Reviews
Boston Golf Club
Course Rating:
Course Opened - 2005
Designer: Gil Hanse
Review

One of the more dramatic modern courses in American golf, the private Boston Golf Club is situated south of Boston and built upon an abandoned rock quarry near the small township of Hingham, Massachusetts. Opening in 2005, the course was designed by architect Gil Hanse, who skilfully incorporated abrupt elevation changes, dense woodland and sheer rocky ledges into an attractive, traditional-style layout.

The overwhelming highlight of Hanse’s work here is the believability of his shaping. The sand and gravel base made it easier for the design team to create contours that match the existing natural terrain but the work done was first-class. Fairways crash and rise with great irregularity, the holes enhanced by beautifully constructed bunkers that are often fringed by bracken or shaggy tufts of native grass. The varied and heavily contoured greens are another standout feature; the targets are generally open at the front yet consistently more difficult to approach the safer you drive from the tee.

Arranged in two nines on either side of an arterial road, the course begins with a gruelling opening stretch that includes a tough three-shotter and a couple of crafty par fours. The 3rd is especially tricky as its ideal landing area is partly obscured and its shallow half-pipe green is angled across the fairway and placed immediately beyond a nasty gully. The next glamour holes are the 5th and 6th, the latter a superbly bunkered par three set within a shallow clearing, and the 5th a remarkable short par four housing one of the narrowest greens in the world. Protected by a gnarly waste bunker, the putting surface here is only a few paces wide and perched atop a vertical spur that falls sharply on all sides. Unless driving right up close to the sand it is only accessible with a precisely judged bump along the ground.

From the tightest green imaginable to one of the most expansive, the next outstanding hole is the par four 12th, its impressive target straddled atop a gentle ridge and falling steeply both front and back. The par fives later in the round are also special, particularly the 15th, which rises and falls and is cleverly bunkered to make players flirt with sand along its left side or face a blind third shot across a pronounced fairway hump. Unusually, the round ends with a par three finishing hole, its attractive green resting on a ledge beneath a forested ridge.

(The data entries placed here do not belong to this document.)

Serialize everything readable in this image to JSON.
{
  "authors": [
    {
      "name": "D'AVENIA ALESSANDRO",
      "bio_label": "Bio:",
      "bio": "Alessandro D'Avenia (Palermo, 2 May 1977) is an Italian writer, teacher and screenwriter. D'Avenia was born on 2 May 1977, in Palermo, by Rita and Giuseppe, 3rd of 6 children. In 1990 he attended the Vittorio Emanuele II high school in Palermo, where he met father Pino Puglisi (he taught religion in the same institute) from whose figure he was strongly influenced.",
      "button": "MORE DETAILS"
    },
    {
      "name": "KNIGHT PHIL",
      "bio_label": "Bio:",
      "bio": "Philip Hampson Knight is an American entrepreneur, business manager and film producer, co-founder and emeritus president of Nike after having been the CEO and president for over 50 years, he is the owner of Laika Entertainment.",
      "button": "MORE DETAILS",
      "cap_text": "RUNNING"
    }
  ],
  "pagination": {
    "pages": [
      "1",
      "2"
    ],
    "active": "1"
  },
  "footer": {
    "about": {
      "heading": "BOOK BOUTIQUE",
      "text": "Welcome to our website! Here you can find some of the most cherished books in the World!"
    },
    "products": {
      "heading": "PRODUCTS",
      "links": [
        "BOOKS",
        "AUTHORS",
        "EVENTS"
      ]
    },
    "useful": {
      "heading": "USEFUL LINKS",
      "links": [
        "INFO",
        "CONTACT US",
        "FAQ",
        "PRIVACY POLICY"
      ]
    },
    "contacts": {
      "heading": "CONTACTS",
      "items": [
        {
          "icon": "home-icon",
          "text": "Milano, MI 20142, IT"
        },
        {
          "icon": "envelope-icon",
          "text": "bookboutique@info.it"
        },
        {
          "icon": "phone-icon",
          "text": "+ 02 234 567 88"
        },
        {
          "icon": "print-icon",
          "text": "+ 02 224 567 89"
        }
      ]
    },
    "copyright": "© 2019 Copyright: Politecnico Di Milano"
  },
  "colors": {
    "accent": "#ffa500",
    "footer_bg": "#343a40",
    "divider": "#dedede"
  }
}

About the only areas that don’t work are long par threes over hazards, the small and awkward 13th green and the Principal’s Nose bunkers on the solid 16th, the traps well built but failing to encourage aggressive play. The biggest single issue, however, is the long distance between nines and the fact that the course is unwalkable for many. Some will also be concerned with the manner in which Hanse has kept his foot on the gas from the opening hole through to the finishing green. You don’t really get a breather anywhere on this layout as disaster waits around every corner. If struggling with your game, therefore, this is not really a course that you can ever get comfortable playing.

That said, the membership here is mostly made up of accomplished golfers and the best parts of the course are truly world-class. Given its modern length and difficulty, it wouldn’t surprise to see the Boston Golf Club start appearing prominently on Top 100 ranking tables in the very near future.

This review from Planet Golf USA